▶ [About this task]:
With nothing added and nothing dropped, copy the entire listing.

--- START ---

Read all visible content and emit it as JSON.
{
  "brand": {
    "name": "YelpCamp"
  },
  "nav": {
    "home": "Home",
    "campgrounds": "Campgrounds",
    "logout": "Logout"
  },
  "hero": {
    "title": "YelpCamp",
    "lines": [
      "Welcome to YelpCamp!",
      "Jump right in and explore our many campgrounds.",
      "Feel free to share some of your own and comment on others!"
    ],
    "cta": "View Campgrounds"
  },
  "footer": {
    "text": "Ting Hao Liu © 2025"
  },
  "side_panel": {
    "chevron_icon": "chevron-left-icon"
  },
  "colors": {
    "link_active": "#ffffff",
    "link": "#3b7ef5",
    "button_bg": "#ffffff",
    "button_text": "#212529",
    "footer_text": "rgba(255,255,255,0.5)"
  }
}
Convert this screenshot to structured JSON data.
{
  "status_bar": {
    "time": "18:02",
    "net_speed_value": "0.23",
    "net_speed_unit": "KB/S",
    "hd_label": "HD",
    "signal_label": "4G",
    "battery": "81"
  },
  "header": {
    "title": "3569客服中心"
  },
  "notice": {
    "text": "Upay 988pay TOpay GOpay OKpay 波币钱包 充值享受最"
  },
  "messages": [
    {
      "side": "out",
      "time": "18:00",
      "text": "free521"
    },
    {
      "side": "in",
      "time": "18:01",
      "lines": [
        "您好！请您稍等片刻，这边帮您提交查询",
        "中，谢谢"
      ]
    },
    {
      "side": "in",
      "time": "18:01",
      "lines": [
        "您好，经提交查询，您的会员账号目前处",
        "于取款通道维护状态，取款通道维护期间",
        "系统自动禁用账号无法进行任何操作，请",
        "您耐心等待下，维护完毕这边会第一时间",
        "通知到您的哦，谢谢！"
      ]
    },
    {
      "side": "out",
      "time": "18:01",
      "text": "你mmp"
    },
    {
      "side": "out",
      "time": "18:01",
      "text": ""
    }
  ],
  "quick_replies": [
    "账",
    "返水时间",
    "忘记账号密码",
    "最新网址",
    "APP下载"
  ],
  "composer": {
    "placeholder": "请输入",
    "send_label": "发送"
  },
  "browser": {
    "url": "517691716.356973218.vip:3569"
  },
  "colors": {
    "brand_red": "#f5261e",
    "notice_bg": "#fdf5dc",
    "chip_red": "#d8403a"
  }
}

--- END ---

▶ [Answer below]:
Read all visible content and emit it as JSON.
{
  "brand": {
    "name": "YelpCamp"
  },
  "nav": {
    "home": "Home",
    "campgrounds": "Campgrounds",
    "logout": "Logout"
  },
  "hero": {
    "title": "YelpCamp",
    "lines": [
      "Welcome to YelpCamp!",
      "Jump right in and explore our many campgrounds.",
      "Feel free to share some of your own and comment on others!"
    ],
    "cta": "View Campgrounds"
  },
  "footer": {
    "text": "Ting Hao Liu © 2025"
  },
  "side_panel": {
    "chevron_icon": "chevron-left-icon"
  },
  "colors": {
    "link_active": "#ffffff",
    "link": "#3b7ef5",
    "button_bg": "#ffffff",
    "button_text": "#212529",
    "footer_text": "rgba(255,255,255,0.5)"
  }
}
Convert this screenshot to structured JSON data.
{
  "status_bar": {
    "time": "18:02",
    "net_speed_value": "0.23",
    "net_speed_unit": "KB/S",
    "hd_label": "HD",
    "signal_label": "4G",
    "battery": "81"
  },
  "header": {
    "title": "3569客服中心"
  },
  "notice": {
    "text": "Upay 988pay TOpay GOpay OKpay 波币钱包 充值享受最"
  },
  "messages": [
    {
      "side": "out",
      "time": "18:00",
      "text": "free521"
    },
    {
      "side": "in",
      "time": "18:01",
      "lines": [
        "您好！请您稍等片刻，这边帮您提交查询",
        "中，谢谢"
      ]
    },
    {
      "side": "in",
      "time": "18:01",
      "lines": [
        "您好，经提交查询，您的会员账号目前处",
        "于取款通道维护状态，取款通道维护期间",
        "系统自动禁用账号无法进行任何操作，请",
        "您耐心等待下，维护完毕这边会第一时间",
        "通知到您的哦，谢谢！"
      ]
    },
    {
      "side": "out",
      "time": "18:01",
      "text": "你mmp"
    },
    {
      "side": "out",
      "time": "18:01",
      "text": ""
    }
  ],
  "quick_replies": [
    "账",
    "返水时间",
    "忘记账号密码",
    "最新网址",
    "APP下载"
  ],
  "composer": {
    "placeholder": "请输入",
    "send_label": "发送"
  },
  "browser": {
    "url": "517691716.356973218.vip:3569"
  },
  "colors": {
    "brand_red": "#f5261e",
    "notice_bg": "#fdf5dc",
    "chip_red": "#d8403a"
  }
}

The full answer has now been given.